Remember that the Bible warns us that our sins will find us out. This man at age 94 must have imagined that he had gotten away with it, that he had placed himself in the United States and that he would die in peace in that ranch house in Oak Ridge, Tennessee. But something happened that he could not have envisioned. That was the fact that SS cards identifying him along with other prison camp guards, which had been on a boat that was sunk by the Allies, these cards were discovered in 1950 but they had disintegrated. But modern technology meant that these cards could be reassembled, and thus the names and all the identifying information on those SS cards could now be fully understood, leading to the fact that most of those cards represented human beings long since dead, but not in this case, a 94-year-old man living in Oak Ridge, Tennessee.
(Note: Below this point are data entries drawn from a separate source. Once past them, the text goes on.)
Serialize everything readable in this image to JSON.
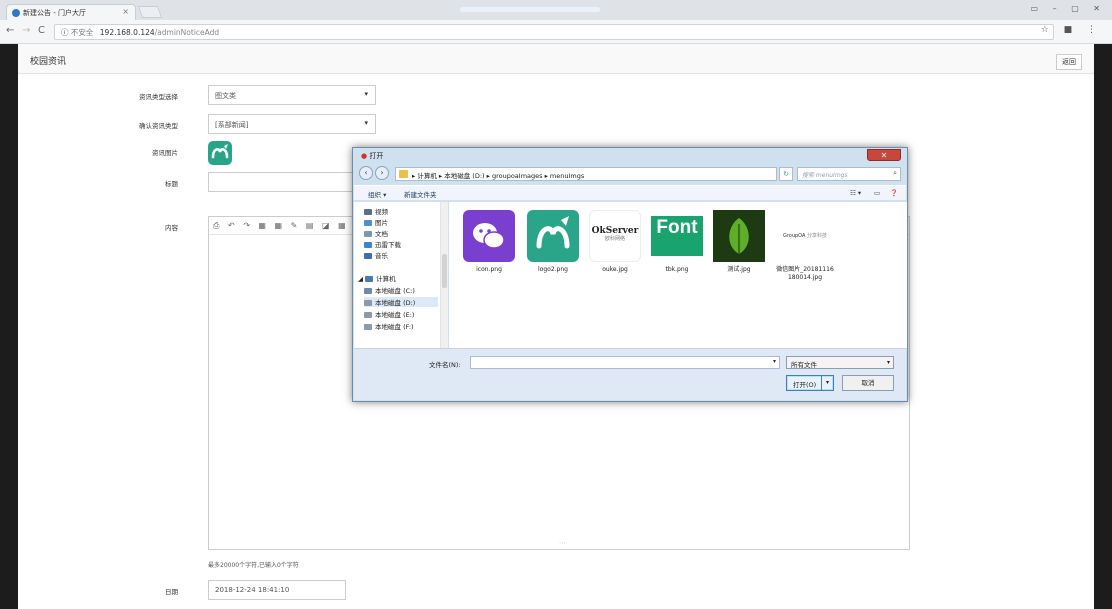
{
  "browser": {
    "tab_title": "新建公告 - 门户大厅",
    "tab_close": "×",
    "url_insecure": "不安全",
    "url_host": "192.168.0.124",
    "url_path": "/adminNoticeAdd"
  },
  "page": {
    "title": "校园资讯",
    "back_label": "返回",
    "fields": {
      "type_select_label": "资讯类型选择",
      "type_select_value": "图文类",
      "confirm_type_label": "确认资讯类型",
      "confirm_type_value": "[系部新闻]",
      "image_label": "资讯图片",
      "title_label": "标题",
      "content_label": "内容",
      "date_label": "日期",
      "date_value": "2018-12-24 18:41:10"
    },
    "editor_hint": "最多20000个字符,已输入0个字符"
  },
  "dialog": {
    "title": "打开",
    "close": "✕",
    "breadcrumb": "▸ 计算机 ▸ 本地磁盘 (D:) ▸ groupoaImages ▸ menuImgs",
    "search_placeholder": "搜索 menuImgs",
    "organize": "组织 ▾",
    "new_folder": "新建文件夹",
    "nav_items": [
      {
        "label": "视频",
        "color": "#5b6f86"
      },
      {
        "label": "图片",
        "color": "#4f8fcf"
      },
      {
        "label": "文档",
        "color": "#7f96b0"
      },
      {
        "label": "迅雷下载",
        "color": "#3d83d6"
      },
      {
        "label": "音乐",
        "color": "#3b6fb0"
      },
      {
        "label": "计算机",
        "color": "#4a7bb8"
      },
      {
        "label": "本地磁盘 (C:)",
        "color": "#6f8aa8"
      },
      {
        "label": "本地磁盘 (D:)",
        "color": "#8a9aab"
      },
      {
        "label": "本地磁盘 (E:)",
        "color": "#8a9aab"
      },
      {
        "label": "本地磁盘 (F:)",
        "color": "#8a9aab"
      }
    ],
    "files": [
      {
        "name": "icon.png"
      },
      {
        "name": "logo2.png"
      },
      {
        "name": "ouke.jpg",
        "text": "OkServer",
        "subtext": "欧科网络"
      },
      {
        "name": "tbk.png",
        "text": "Font"
      },
      {
        "name": "测试.jpg"
      },
      {
        "name": "微信图片_20181116180014.jpg",
        "text": "GroupOA",
        "subtext": "分享科技"
      }
    ],
    "filename_label": "文件名(N):",
    "filetype_value": "所有文件",
    "open_label": "打开(O)",
    "cancel_label": "取消"
  }
}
The federal judge in this case found Mr. Berger guilty of “willing service as an armed guard of prisoners at a concentration camp where persecution took place,” and then ordered his deportation to Germany. But Devora Fish, identified as the director of education for the Tennessee Holocaust Commission, said this: "Every time that somebody is brought to justice, even from 50 years ago or longer, that is a message to the world because we're not going to stop until everybody is brought to justice. Even if it's something you did years ago, it will catch up to you."
Now, sadly, that is not always the case when it comes to a human court of justice, but here's where Christians understand that the Bible makes clear that it will always be the case when it comes to the court and to the justice of Almighty God. On that day before that Judge, all things will be revealed and everything will be made known and there will be the execution of perfect justice to the glory of God alone. It is deeply humbling to us to recognize how little we sometimes see. The neighbors of this man did not see a Nazi war criminal. They just saw an elderly man living in the United States who had come from Germany. But what we cannot see, God sees. On that, we can absolutely depend.
Thanks for listening to The Briefing.
For more information, go to my website at AlbertMohler.com. You can follow me on Twitter by going to twitter.com/albertmohler. For information on the Southern Baptist Theological Seminary, go to sbts.edu. For information on Boyce College, just go to boycecollege.com.
I'll meet you again tomorrow for The Briefing.